The Preparing for Adulthood curriculum resources are used by many schools in the Republic of Ireland as part of the Level 2 Learning Programme (L2LP) for Junior Cycle students with special educational needs. This Junior Cycle programme aligns with a minor or special purpose award, at level two, on the National Framework of Qualifications (NFQ) and is validated by Quality and Qualifications Ireland (QQI).
Taking into account that QQI programmes, at levels one and two, on the NFQ are primarily designed for the further and adult education sectors, there may be an opportunity for ASDAN registered adult day centres to qualify for programme validation at these levels. Conversely, QQI validation is a stringent process – as it should be – and centres must first meet statutory conditions set out in the Qualifications and Quality Assurance (Education and Training) Act 2012. Additionally, any centre providing an education programme organised or developed by an external provider, such as ASDAN, must first consult with the provider before applying for programme validation.
Given the challenges accessing appropriate, formal education courses in a community setting, seeking QQI validation of education programmes, such as ASDAN, is one way for adult day support services to meet the requirements set out by New Directions. It will also take creativity, collaboration between education providers and disability services and, most importantly, adequate funding to see it realised.

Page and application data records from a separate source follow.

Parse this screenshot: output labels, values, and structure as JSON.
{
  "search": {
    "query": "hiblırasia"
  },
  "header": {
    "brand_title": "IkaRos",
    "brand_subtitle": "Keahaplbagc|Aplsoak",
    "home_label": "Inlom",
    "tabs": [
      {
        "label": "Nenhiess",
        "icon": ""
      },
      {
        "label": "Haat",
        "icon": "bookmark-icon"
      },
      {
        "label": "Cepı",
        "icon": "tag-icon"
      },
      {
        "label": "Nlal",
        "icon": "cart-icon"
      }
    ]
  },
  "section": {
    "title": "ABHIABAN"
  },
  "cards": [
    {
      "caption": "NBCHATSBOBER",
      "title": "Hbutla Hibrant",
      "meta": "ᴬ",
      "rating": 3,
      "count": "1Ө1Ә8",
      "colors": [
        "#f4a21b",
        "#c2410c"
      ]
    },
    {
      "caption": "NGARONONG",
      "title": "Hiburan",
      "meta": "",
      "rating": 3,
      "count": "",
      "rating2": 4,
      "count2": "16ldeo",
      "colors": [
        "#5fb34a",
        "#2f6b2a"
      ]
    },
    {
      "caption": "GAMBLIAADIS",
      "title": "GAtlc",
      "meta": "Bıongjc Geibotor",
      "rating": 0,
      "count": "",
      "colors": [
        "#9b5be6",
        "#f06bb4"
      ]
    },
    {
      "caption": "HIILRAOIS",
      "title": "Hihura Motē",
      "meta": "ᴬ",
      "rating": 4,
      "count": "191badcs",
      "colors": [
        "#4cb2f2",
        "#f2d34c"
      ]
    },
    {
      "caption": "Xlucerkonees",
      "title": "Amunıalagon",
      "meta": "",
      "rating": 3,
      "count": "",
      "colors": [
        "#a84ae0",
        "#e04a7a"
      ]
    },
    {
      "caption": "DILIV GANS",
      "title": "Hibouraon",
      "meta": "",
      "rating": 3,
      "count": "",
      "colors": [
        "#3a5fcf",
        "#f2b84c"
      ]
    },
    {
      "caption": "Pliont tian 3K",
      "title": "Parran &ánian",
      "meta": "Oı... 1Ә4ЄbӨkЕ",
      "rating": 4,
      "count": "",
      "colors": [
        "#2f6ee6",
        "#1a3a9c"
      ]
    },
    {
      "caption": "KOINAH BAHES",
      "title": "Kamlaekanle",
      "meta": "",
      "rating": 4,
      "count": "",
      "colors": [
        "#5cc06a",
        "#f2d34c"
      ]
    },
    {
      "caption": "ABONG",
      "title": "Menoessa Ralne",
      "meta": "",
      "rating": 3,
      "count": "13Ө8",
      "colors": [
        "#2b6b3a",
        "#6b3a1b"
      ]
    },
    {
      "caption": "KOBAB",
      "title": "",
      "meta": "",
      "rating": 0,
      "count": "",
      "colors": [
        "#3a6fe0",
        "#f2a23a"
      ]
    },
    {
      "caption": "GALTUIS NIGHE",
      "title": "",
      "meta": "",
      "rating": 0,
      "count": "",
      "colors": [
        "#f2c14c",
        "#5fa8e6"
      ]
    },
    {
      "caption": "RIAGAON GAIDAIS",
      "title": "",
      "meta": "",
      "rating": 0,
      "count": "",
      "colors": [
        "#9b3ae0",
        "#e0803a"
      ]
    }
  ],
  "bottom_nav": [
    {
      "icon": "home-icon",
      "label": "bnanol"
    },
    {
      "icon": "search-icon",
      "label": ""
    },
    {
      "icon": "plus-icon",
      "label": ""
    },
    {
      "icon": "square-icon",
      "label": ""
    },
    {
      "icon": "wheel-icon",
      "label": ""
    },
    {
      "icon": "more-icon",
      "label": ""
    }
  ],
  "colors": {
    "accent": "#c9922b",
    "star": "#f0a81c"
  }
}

ASDAN (2019). Towards Independence. Retrieved from: https://www.asdan.org.uk/courses/programmes/towards-independence
Government of Ireland (2004). Education for Persons with Special Educational Needs Act 2004. Retrieved from: http://www.irishstatutebook.ie/eli/2004/act/30/enacted/en/html
Health Service Executive (2015). Interim Standards for New Directions, Services and Supports for Adults with Disabilities. Retrieved from: https://www.hse.ie/eng/services/list/4/disability/newdirections/interim-standards-and-plans-to-progress-implementation-in-2016-.html
Holland, K. (2019, 13 May). Children on ‘reduced timetables’ being denied education. The Irish Times. Retrieved from: https://www.irishtimes.com/news/social-affairs/children-on-reduced-timetables-being-denied-education-1.3889623
O’Brien, C. (2019a, 24 August). Not going to school next week: ‘Our children are slipping through the cracks’. The Irish Times. Retrieved from: https://www.irishtimes.com/news/education/not-going-to-school-next-week-our-children-are-slipping-through-the-cracks-1.3994081
O’Brien, C. (2019b, 13 June). Reduced timetables have ‘serious’ impact for children. The Irish Times. Retrieved from: https://www.irishtimes.com/news/education/reduced-timetables-have-serious-impact-for-children-1.3923613